### WORK INSTRUCTION
Copy out the records again. Change nothing.

### INPUT
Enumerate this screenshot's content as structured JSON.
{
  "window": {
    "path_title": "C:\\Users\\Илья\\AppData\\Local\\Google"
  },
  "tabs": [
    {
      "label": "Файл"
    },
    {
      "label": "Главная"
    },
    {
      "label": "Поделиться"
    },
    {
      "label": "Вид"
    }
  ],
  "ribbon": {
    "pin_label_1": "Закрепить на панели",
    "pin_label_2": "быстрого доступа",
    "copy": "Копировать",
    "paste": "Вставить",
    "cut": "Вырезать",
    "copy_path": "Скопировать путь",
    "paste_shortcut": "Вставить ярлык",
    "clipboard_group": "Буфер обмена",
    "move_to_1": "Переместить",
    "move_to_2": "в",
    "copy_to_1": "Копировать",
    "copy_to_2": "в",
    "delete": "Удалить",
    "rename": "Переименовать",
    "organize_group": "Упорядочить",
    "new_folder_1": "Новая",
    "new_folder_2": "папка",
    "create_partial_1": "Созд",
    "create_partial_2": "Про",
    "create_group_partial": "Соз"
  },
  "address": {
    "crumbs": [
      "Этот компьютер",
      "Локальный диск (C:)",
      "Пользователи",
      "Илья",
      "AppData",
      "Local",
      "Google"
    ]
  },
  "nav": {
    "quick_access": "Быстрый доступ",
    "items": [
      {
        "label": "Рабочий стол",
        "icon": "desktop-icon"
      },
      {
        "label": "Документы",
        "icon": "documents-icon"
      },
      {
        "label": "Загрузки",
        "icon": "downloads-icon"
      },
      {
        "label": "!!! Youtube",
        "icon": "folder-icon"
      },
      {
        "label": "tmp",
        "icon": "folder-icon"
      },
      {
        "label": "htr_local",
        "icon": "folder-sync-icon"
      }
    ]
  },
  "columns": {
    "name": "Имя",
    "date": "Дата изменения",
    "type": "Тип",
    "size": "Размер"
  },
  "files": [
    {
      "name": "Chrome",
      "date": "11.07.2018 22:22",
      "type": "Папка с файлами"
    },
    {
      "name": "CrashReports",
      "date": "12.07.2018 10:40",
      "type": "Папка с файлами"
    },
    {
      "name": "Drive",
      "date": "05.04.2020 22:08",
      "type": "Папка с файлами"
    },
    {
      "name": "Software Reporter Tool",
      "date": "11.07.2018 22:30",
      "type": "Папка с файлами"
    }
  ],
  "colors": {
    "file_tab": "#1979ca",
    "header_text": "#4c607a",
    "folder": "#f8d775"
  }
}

### TASK OUTPUT
Enumerate this screenshot's content as structured JSON.
{
  "window": {
    "path_title": "C:\\Users\\Илья\\AppData\\Local\\Google"
  },
  "tabs": [
    {
      "label": "Файл"
    },
    {
      "label": "Главная"
    },
    {
      "label": "Поделиться"
    },
    {
      "label": "Вид"
    }
  ],
  "ribbon": {
    "pin_label_1": "Закрепить на панели",
    "pin_label_2": "быстрого доступа",
    "copy": "Копировать",
    "paste": "Вставить",
    "cut": "Вырезать",
    "copy_path": "Скопировать путь",
    "paste_shortcut": "Вставить ярлык",
    "clipboard_group": "Буфер обмена",
    "move_to_1": "Переместить",
    "move_to_2": "в",
    "copy_to_1": "Копировать",
    "copy_to_2": "в",
    "delete": "Удалить",
    "rename": "Переименовать",
    "organize_group": "Упорядочить",
    "new_folder_1": "Новая",
    "new_folder_2": "папка",
    "create_partial_1": "Созд",
    "create_partial_2": "Про",
    "create_group_partial": "Соз"
  },
  "address": {
    "crumbs": [
      "Этот компьютер",
      "Локальный диск (C:)",
      "Пользователи",
      "Илья",
      "AppData",
      "Local",
      "Google"
    ]
  },
  "nav": {
    "quick_access": "Быстрый доступ",
    "items": [
      {
        "label": "Рабочий стол",
        "icon": "desktop-icon"
      },
      {
        "label": "Документы",
        "icon": "documents-icon"
      },
      {
        "label": "Загрузки",
        "icon": "downloads-icon"
      },
      {
        "label": "!!! Youtube",
        "icon": "folder-icon"
      },
      {
        "label": "tmp",
        "icon": "folder-icon"
      },
      {
        "label": "htr_local",
        "icon": "folder-sync-icon"
      }
    ]
  },
  "columns": {
    "name": "Имя",
    "date": "Дата изменения",
    "type": "Тип",
    "size": "Размер"
  },
  "files": [
    {
      "name": "Chrome",
      "date": "11.07.2018 22:22",
      "type": "Папка с файлами"
    },
    {
      "name": "CrashReports",
      "date": "12.07.2018 10:40",
      "type": "Папка с файлами"
    },
    {
      "name": "Drive",
      "date": "05.04.2020 22:08",
      "type": "Папка с файлами"
    },
    {
      "name": "Software Reporter Tool",
      "date": "11.07.2018 22:30",
      "type": "Папка с файлами"
    }
  ],
  "colors": {
    "file_tab": "#1979ca",
    "header_text": "#4c607a",
    "folder": "#f8d775"
  }
}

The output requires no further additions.